The answer must be the full listing, reproduced without any change.

Content starts

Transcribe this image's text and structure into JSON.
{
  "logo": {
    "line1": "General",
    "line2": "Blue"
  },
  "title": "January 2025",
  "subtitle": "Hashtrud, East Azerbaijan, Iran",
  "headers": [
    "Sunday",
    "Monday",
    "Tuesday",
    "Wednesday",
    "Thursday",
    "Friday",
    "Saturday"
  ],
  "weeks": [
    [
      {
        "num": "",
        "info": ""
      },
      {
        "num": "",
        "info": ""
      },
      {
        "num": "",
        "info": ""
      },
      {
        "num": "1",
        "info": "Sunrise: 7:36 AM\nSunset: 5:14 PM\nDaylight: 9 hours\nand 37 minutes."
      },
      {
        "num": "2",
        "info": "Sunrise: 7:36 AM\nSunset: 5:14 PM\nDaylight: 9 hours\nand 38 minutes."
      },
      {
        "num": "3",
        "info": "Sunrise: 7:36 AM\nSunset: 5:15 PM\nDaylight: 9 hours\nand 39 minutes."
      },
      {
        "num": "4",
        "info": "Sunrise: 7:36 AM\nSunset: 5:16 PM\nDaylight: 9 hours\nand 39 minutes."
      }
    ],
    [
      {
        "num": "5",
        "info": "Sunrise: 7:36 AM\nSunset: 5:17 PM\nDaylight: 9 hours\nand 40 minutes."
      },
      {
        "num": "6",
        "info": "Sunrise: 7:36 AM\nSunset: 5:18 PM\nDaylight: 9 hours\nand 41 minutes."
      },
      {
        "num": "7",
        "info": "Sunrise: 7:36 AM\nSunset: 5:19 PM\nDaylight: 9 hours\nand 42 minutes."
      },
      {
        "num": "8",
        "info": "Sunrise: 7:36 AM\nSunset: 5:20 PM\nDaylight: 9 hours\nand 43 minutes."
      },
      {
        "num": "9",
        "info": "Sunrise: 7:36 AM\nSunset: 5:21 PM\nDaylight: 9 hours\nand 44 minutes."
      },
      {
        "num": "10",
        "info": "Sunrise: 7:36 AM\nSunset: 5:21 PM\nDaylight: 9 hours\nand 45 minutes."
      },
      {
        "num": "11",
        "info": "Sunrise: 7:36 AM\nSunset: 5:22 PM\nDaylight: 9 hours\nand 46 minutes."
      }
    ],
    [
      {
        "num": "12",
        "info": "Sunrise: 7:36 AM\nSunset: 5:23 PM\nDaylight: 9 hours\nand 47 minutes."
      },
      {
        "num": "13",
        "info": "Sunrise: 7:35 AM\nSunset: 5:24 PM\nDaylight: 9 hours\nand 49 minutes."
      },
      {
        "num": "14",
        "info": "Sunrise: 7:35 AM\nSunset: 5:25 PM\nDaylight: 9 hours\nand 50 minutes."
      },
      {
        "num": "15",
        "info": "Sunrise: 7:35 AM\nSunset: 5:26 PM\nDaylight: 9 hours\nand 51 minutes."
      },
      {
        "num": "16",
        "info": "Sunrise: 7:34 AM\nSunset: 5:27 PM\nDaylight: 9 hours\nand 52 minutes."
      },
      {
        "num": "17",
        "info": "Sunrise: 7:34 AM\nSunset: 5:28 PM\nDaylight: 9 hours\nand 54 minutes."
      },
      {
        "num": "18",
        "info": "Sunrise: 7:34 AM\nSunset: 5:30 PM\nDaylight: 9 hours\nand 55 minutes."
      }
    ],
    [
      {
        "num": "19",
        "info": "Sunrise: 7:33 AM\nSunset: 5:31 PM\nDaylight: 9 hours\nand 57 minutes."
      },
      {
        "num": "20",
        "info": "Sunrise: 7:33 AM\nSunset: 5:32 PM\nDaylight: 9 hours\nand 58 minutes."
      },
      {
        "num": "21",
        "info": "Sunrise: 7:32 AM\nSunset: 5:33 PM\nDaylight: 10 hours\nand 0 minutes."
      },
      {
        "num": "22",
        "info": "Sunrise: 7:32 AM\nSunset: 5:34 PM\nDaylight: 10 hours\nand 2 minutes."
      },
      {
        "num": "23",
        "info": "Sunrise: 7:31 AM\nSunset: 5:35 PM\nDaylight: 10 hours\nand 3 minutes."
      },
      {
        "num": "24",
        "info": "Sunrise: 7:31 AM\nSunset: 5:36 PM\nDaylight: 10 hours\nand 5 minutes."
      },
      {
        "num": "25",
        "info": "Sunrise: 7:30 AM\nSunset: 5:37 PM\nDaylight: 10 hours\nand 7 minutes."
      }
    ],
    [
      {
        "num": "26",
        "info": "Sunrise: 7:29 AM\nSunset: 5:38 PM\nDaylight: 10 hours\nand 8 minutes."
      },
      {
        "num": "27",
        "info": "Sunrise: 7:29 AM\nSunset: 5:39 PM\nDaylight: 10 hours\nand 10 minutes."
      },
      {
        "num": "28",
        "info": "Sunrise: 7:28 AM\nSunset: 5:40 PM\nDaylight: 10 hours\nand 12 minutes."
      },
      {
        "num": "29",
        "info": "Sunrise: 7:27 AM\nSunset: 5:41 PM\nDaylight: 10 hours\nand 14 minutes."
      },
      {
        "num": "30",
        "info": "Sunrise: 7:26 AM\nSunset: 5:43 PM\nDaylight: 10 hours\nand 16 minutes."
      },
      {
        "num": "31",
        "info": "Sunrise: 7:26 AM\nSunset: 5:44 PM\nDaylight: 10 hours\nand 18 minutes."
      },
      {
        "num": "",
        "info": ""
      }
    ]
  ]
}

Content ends

(Exercise result):
Transcribe this image's text and structure into JSON.
{
  "logo": {
    "line1": "General",
    "line2": "Blue"
  },
  "title": "January 2025",
  "subtitle": "Hashtrud, East Azerbaijan, Iran",
  "headers": [
    "Sunday",
    "Monday",
    "Tuesday",
    "Wednesday",
    "Thursday",
    "Friday",
    "Saturday"
  ],
  "weeks": [
    [
      {
        "num": "",
        "info": ""
      },
      {
        "num": "",
        "info": ""
      },
      {
        "num": "",
        "info": ""
      },
      {
        "num": "1",
        "info": "Sunrise: 7:36 AM\nSunset: 5:14 PM\nDaylight: 9 hours\nand 37 minutes."
      },
      {
        "num": "2",
        "info": "Sunrise: 7:36 AM\nSunset: 5:14 PM\nDaylight: 9 hours\nand 38 minutes."
      },
      {
        "num": "3",
        "info": "Sunrise: 7:36 AM\nSunset: 5:15 PM\nDaylight: 9 hours\nand 39 minutes."
      },
      {
        "num": "4",
        "info": "Sunrise: 7:36 AM\nSunset: 5:16 PM\nDaylight: 9 hours\nand 39 minutes."
      }
    ],
    [
      {
        "num": "5",
        "info": "Sunrise: 7:36 AM\nSunset: 5:17 PM\nDaylight: 9 hours\nand 40 minutes."
      },
      {
        "num": "6",
        "info": "Sunrise: 7:36 AM\nSunset: 5:18 PM\nDaylight: 9 hours\nand 41 minutes."
      },
      {
        "num": "7",
        "info": "Sunrise: 7:36 AM\nSunset: 5:19 PM\nDaylight: 9 hours\nand 42 minutes."
      },
      {
        "num": "8",
        "info": "Sunrise: 7:36 AM\nSunset: 5:20 PM\nDaylight: 9 hours\nand 43 minutes."
      },
      {
        "num": "9",
        "info": "Sunrise: 7:36 AM\nSunset: 5:21 PM\nDaylight: 9 hours\nand 44 minutes."
      },
      {
        "num": "10",
        "info": "Sunrise: 7:36 AM\nSunset: 5:21 PM\nDaylight: 9 hours\nand 45 minutes."
      },
      {
        "num": "11",
        "info": "Sunrise: 7:36 AM\nSunset: 5:22 PM\nDaylight: 9 hours\nand 46 minutes."
      }
    ],
    [
      {
        "num": "12",
        "info": "Sunrise: 7:36 AM\nSunset: 5:23 PM\nDaylight: 9 hours\nand 47 minutes."
      },
      {
        "num": "13",
        "info": "Sunrise: 7:35 AM\nSunset: 5:24 PM\nDaylight: 9 hours\nand 49 minutes."
      },
      {
        "num": "14",
        "info": "Sunrise: 7:35 AM\nSunset: 5:25 PM\nDaylight: 9 hours\nand 50 minutes."
      },
      {
        "num": "15",
        "info": "Sunrise: 7:35 AM\nSunset: 5:26 PM\nDaylight: 9 hours\nand 51 minutes."
      },
      {
        "num": "16",
        "info": "Sunrise: 7:34 AM\nSunset: 5:27 PM\nDaylight: 9 hours\nand 52 minutes."
      },
      {
        "num": "17",
        "info": "Sunrise: 7:34 AM\nSunset: 5:28 PM\nDaylight: 9 hours\nand 54 minutes."
      },
      {
        "num": "18",
        "info": "Sunrise: 7:34 AM\nSunset: 5:30 PM\nDaylight: 9 hours\nand 55 minutes."
      }
    ],
    [
      {
        "num": "19",
        "info": "Sunrise: 7:33 AM\nSunset: 5:31 PM\nDaylight: 9 hours\nand 57 minutes."
      },
      {
        "num": "20",
        "info": "Sunrise: 7:33 AM\nSunset: 5:32 PM\nDaylight: 9 hours\nand 58 minutes."
      },
      {
        "num": "21",
        "info": "Sunrise: 7:32 AM\nSunset: 5:33 PM\nDaylight: 10 hours\nand 0 minutes."
      },
      {
        "num": "22",
        "info": "Sunrise: 7:32 AM\nSunset: 5:34 PM\nDaylight: 10 hours\nand 2 minutes."
      },
      {
        "num": "23",
        "info": "Sunrise: 7:31 AM\nSunset: 5:35 PM\nDaylight: 10 hours\nand 3 minutes."
      },
      {
        "num": "24",
        "info": "Sunrise: 7:31 AM\nSunset: 5:36 PM\nDaylight: 10 hours\nand 5 minutes."
      },
      {
        "num": "25",
        "info": "Sunrise: 7:30 AM\nSunset: 5:37 PM\nDaylight: 10 hours\nand 7 minutes."
      }
    ],
    [
      {
        "num": "26",
        "info": "Sunrise: 7:29 AM\nSunset: 5:38 PM\nDaylight: 10 hours\nand 8 minutes."
      },
      {
        "num": "27",
        "info": "Sunrise: 7:29 AM\nSunset: 5:39 PM\nDaylight: 10 hours\nand 10 minutes."
      },
      {
        "num": "28",
        "info": "Sunrise: 7:28 AM\nSunset: 5:40 PM\nDaylight: 10 hours\nand 12 minutes."
      },
      {
        "num": "29",
        "info": "Sunrise: 7:27 AM\nSunset: 5:41 PM\nDaylight: 10 hours\nand 14 minutes."
      },
      {
        "num": "30",
        "info": "Sunrise: 7:26 AM\nSunset: 5:43 PM\nDaylight: 10 hours\nand 16 minutes."
      },
      {
        "num": "31",
        "info": "Sunrise: 7:26 AM\nSunset: 5:44 PM\nDaylight: 10 hours\nand 18 minutes."
      },
      {
        "num": "",
        "info": ""
      }
    ]
  ]
}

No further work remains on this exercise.